Nursery Nurses, Security Guards, Hairdressers – New Research Reveals Scale of Workers’ Losses In Tax Credit Cuts
As the House of Lords prepares to vote on tax credit cuts (on Monday 26th October), new analysis published today by Child Poverty Action Group reveals the extent to which workers in different jobs could lose out as a direct result of the controversial, proposed cuts.
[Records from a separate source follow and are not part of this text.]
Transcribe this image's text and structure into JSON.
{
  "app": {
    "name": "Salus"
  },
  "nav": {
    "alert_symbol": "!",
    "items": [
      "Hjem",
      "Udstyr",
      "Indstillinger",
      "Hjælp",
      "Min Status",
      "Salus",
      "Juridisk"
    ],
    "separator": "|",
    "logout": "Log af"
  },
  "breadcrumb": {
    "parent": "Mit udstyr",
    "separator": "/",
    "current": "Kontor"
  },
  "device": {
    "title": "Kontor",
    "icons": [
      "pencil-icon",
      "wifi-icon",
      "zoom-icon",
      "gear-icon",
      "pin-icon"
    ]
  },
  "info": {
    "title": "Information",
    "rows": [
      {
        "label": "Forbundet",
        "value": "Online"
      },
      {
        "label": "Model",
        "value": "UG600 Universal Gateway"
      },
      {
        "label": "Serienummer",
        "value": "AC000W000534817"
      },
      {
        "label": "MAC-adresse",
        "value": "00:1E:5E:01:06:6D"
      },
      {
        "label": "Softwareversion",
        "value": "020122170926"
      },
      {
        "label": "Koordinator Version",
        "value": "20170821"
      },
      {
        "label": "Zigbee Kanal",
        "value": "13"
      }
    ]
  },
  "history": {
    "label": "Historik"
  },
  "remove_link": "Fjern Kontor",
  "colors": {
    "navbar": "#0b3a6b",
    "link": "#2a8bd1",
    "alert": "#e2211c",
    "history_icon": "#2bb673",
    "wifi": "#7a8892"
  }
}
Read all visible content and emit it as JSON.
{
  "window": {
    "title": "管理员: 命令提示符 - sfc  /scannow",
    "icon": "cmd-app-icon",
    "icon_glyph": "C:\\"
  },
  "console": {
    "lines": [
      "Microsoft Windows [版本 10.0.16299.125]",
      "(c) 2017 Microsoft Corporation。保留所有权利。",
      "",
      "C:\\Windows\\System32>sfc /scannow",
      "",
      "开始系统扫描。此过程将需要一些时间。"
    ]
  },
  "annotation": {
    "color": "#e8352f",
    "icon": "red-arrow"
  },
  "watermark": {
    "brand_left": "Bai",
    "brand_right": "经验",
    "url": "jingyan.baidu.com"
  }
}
Nursery nurses, security guards, bank clerks and hospital porters are among those who would take heavy losses, the research shows.
The table below shows nursery nurses would lose £1,788 in tax credits next year as a result of the proposed cuts, which (i) slash the earnings level at which tax credits start to be withdrawn as wages rise, and (ii) hike up the rate at which tax credits are taken away once earnings reach this threshold.
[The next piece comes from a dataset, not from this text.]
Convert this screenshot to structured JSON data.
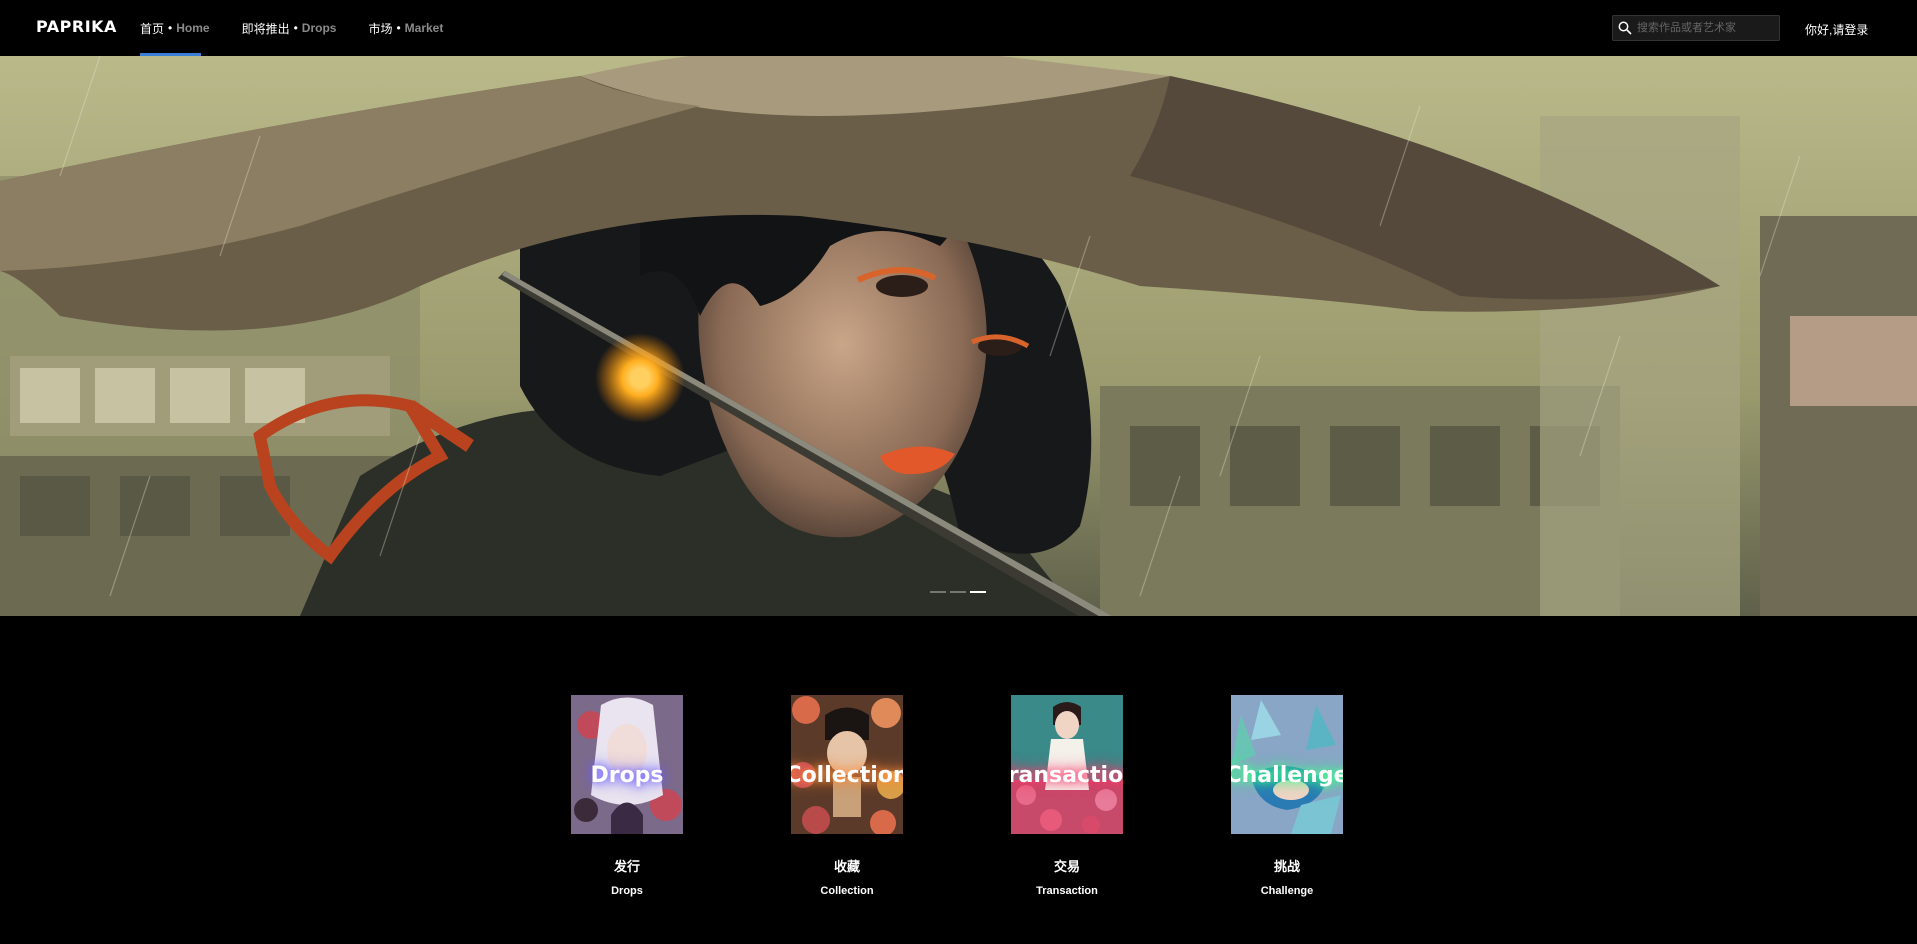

To illustrate the impact of these cuts, CPAG calculated the losses which can be expected by tax credit recipients in various different jobs next year. These calculations are for sole earners working full time, either single parents with two children or a sole earner in a couple-family with two children, and do not include the impact of other changes to tax and benefits.
A security guard would lose £2,304; a dental nurse would lose £2,027; a bank clerk would lose £2,262; a hospital porter would lose £2,049; a school secretary £2,125; a care worker £1,906; a teaching assistant £1,896 a cook ; £1,860 and a hairdresser £1,669 (see table below). (1)
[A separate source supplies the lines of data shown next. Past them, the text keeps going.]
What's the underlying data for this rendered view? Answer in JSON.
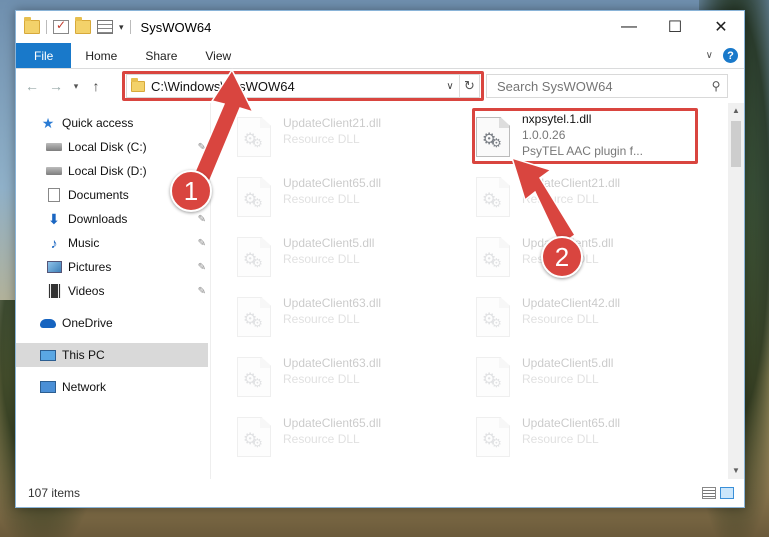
{
  "window": {
    "title": "SysWOW64",
    "controls": {
      "minimize": "—",
      "maximize": "☐",
      "close": "✕"
    }
  },
  "ribbon": {
    "tabs": [
      "File",
      "Home",
      "Share",
      "View"
    ],
    "help": "?"
  },
  "navbar": {
    "back": "←",
    "forward": "→",
    "recent": "▾",
    "up": "↑",
    "address": "C:\\Windows\\SysWOW64",
    "refresh": "↻",
    "search_placeholder": "Search SysWOW64"
  },
  "sidebar": {
    "items": [
      {
        "label": "Quick access",
        "icon": "quick-access-star-icon",
        "pinned": false
      },
      {
        "label": "Local Disk (C:)",
        "icon": "local-disk-icon",
        "pinned": true
      },
      {
        "label": "Local Disk (D:)",
        "icon": "local-disk-icon",
        "pinned": false
      },
      {
        "label": "Documents",
        "icon": "documents-icon",
        "pinned": true
      },
      {
        "label": "Downloads",
        "icon": "downloads-icon",
        "pinned": true
      },
      {
        "label": "Music",
        "icon": "music-icon",
        "pinned": true
      },
      {
        "label": "Pictures",
        "icon": "pictures-icon",
        "pinned": true
      },
      {
        "label": "Videos",
        "icon": "videos-icon",
        "pinned": true
      },
      {
        "label": "OneDrive",
        "icon": "onedrive-cloud-icon",
        "pinned": false
      },
      {
        "label": "This PC",
        "icon": "this-pc-icon",
        "pinned": false,
        "selected": true
      },
      {
        "label": "Network",
        "icon": "network-icon",
        "pinned": false
      }
    ]
  },
  "files": {
    "left": [
      {
        "name": "UpdateClient21.dll",
        "sub": "Resource DLL"
      },
      {
        "name": "UpdateClient65.dll",
        "sub": "Resource DLL"
      },
      {
        "name": "UpdateClient5.dll",
        "sub": "Resource DLL"
      },
      {
        "name": "UpdateClient63.dll",
        "sub": "Resource DLL"
      },
      {
        "name": "UpdateClient63.dll",
        "sub": "Resource DLL"
      },
      {
        "name": "UpdateClient65.dll",
        "sub": "Resource DLL"
      }
    ],
    "right": [
      {
        "name": "nxpsytel.1.dll",
        "sub": "1.0.0.26",
        "sub2": "PsyTEL AAC plugin f...",
        "highlighted": true
      },
      {
        "name": "UpdateClient21.dll",
        "sub": "Resource DLL"
      },
      {
        "name": "UpdateClient5.dll",
        "sub": "Resource DLL"
      },
      {
        "name": "UpdateClient42.dll",
        "sub": "Resource DLL"
      },
      {
        "name": "UpdateClient5.dll",
        "sub": "Resource DLL"
      },
      {
        "name": "UpdateClient65.dll",
        "sub": "Resource DLL"
      }
    ]
  },
  "status": {
    "count": "107 items"
  },
  "annotations": {
    "step1": "1",
    "step2": "2",
    "color": "#d9453f"
  }
}
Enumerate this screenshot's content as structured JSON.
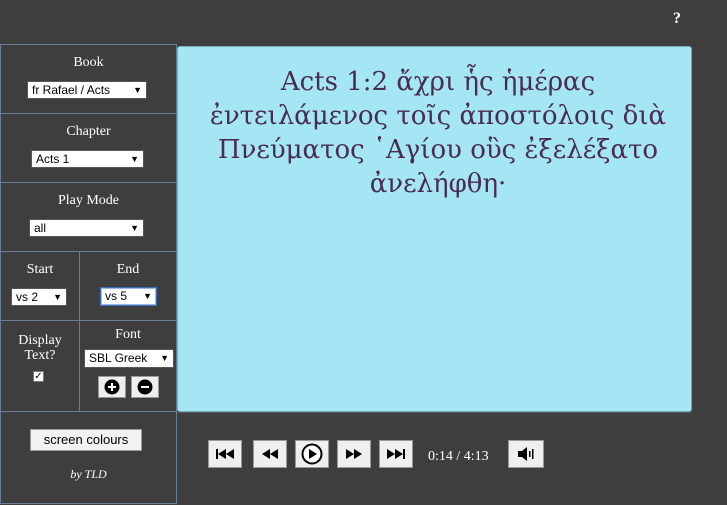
{
  "header": {
    "help_label": "?"
  },
  "sidebar": {
    "book": {
      "label": "Book",
      "value": "fr Rafael / Acts"
    },
    "chapter": {
      "label": "Chapter",
      "value": "Acts 1"
    },
    "play_mode": {
      "label": "Play Mode",
      "value": "all"
    },
    "start": {
      "label": "Start",
      "value": "vs 2"
    },
    "end": {
      "label": "End",
      "value": "vs 5"
    },
    "display_text": {
      "label_line1": "Display",
      "label_line2": "Text?",
      "checked": true,
      "check_mark": "✓"
    },
    "font": {
      "label": "Font",
      "value": "SBL Greek"
    },
    "screen_colours_label": "screen colours",
    "credit": "by TLD"
  },
  "reader": {
    "verse_text": "Acts 1:2 ἄχρι ἧς ἡμέρας ἐντειλάμενος τοῖς ἀποστόλοις διὰ Πνεύματος ῾Αγίου οὓς ἐξελέξατο ἀνελήφθη·"
  },
  "player": {
    "time": "0:14 / 4:13",
    "buttons": [
      "skip-start-icon",
      "rewind-icon",
      "play-icon",
      "fast-forward-icon",
      "skip-end-icon",
      "volume-icon"
    ]
  },
  "colors": {
    "text_panel": "#a4e6f3",
    "verse_text": "#4a2c4f",
    "background": "#3e3e3e"
  }
}
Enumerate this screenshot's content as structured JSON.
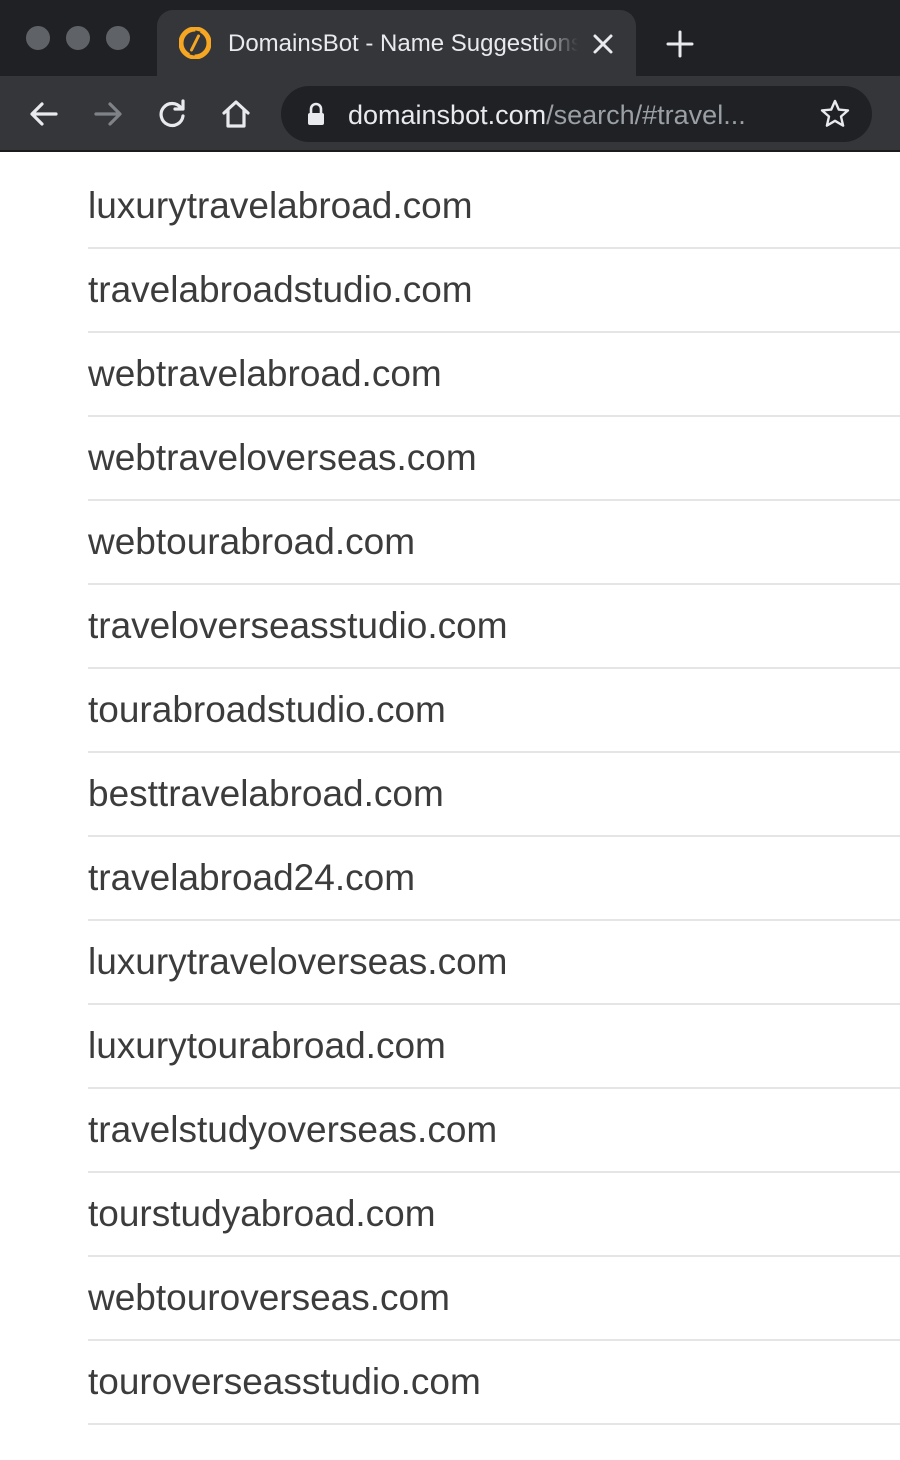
{
  "browser": {
    "tab": {
      "title": "DomainsBot - Name Suggestions",
      "favicon": "domainsbot-logo-icon"
    },
    "address_bar": {
      "host": "domainsbot.com",
      "path": "/search/#travel..."
    },
    "icons": {
      "back": "arrow-left-icon",
      "forward": "arrow-right-icon",
      "reload": "reload-icon",
      "home": "home-icon",
      "lock": "lock-icon",
      "bookmark": "star-icon",
      "close_tab": "close-icon",
      "new_tab": "plus-icon"
    }
  },
  "domains": [
    "luxurytravelabroad.com",
    "travelabroadstudio.com",
    "webtravelabroad.com",
    "webtraveloverseas.com",
    "webtourabroad.com",
    "traveloverseasstudio.com",
    "tourabroadstudio.com",
    "besttravelabroad.com",
    "travelabroad24.com",
    "luxurytraveloverseas.com",
    "luxurytourabroad.com",
    "travelstudyoverseas.com",
    "tourstudyabroad.com",
    "webtouroverseas.com",
    "touroverseasstudio.com"
  ],
  "colors": {
    "chrome_dark": "#202124",
    "chrome_toolbar": "#35363a",
    "favicon_orange": "#f5a623",
    "domain_text": "#3c3c3c",
    "divider": "#e5e5e5"
  }
}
Child Poverty Action Group Chief Executive Alison Garnham said:
“Nobody who supports hard-working families can think it’s right to suck £1,788 from the tax credits of a nursery nurse’s annual income, or £2,304 from a security guard, £1,669 from a hairdresser. These are grafting parents, often working long hours and trying to provide for their kids. And if you’re struggling now to pay for food, utilities, fares and your children’s clothing, these kind of losses must make you fear for the future. The Government has had the message loud and clear from right across the political spectrum: there isn’t a case for cuts that would target working families, increase child poverty and damage family security.”
Nationally £4.4 billion would be taken from low-paid families if the cuts are approved. 3.2 million low-paid workers would lose an average of £1,350 next year, with some low-income families keeping just 3p in every extra £1 they earn.
When Chancellor Gordon Brown scrapped the 10p tax rate in 2007, making low-earners £2-3 worse off per week, George Osborne called it “punish[ing] low income families”. But the current Chancellor’s changes to tax credits will take more than ten times as much – £26 per week – from the pockets of low-income working families.
CPAG believes that the proposed tax credits cuts would damage work incentives and increase child poverty. The cuts are not compensated for by other changes such as the National Living Wage, rising income tax threshold or free childcare offer and the impacts on families have not been adequately assessed.
Notes to Editors:
(1) The table shows lost income for families in 2016/17 compared with 2015/16 due to proposed changes to tax credit taper and threshold. Calculation based on typical gross earnings from Office of National Statistics Annual Survey of Hours and Earnings 2013 and House of Commons Library Briefing Paper on Tax Credit Changes from April 2016.
(2) The Government is seeking to implement announcements in the July Budget to withdraw tax credit support from families earlier (by reducing the allowance for how much people can earn before tax credits start to be withdrawn) and at a faster rate as the incomes of the low paid rise (by increasing the taper rate). Peers will vote on the Statutory Instrument today.
(3) The proposed changes are on top of other changes to tax credits in the Welfare Reform and Work Bill, currently in Committee, which seek to freeze tax credit levels for four years and to limit the child element of Child Tax Credits and Universal Credit to two children from April 2017.
(4) CPAG is the leading charity campaigning for the abolition of child poverty in the UK and for a better deal for low-income families and children.
(5) CPAG is the host organisation for the Campaign to End Child Poverty coalition, which has members from across civil society including children’s charities, faith groups, unions and other civic sector organisation, united in their campaigning for public and political commitment to ensure the goal of ending child poverty by 2020 is met.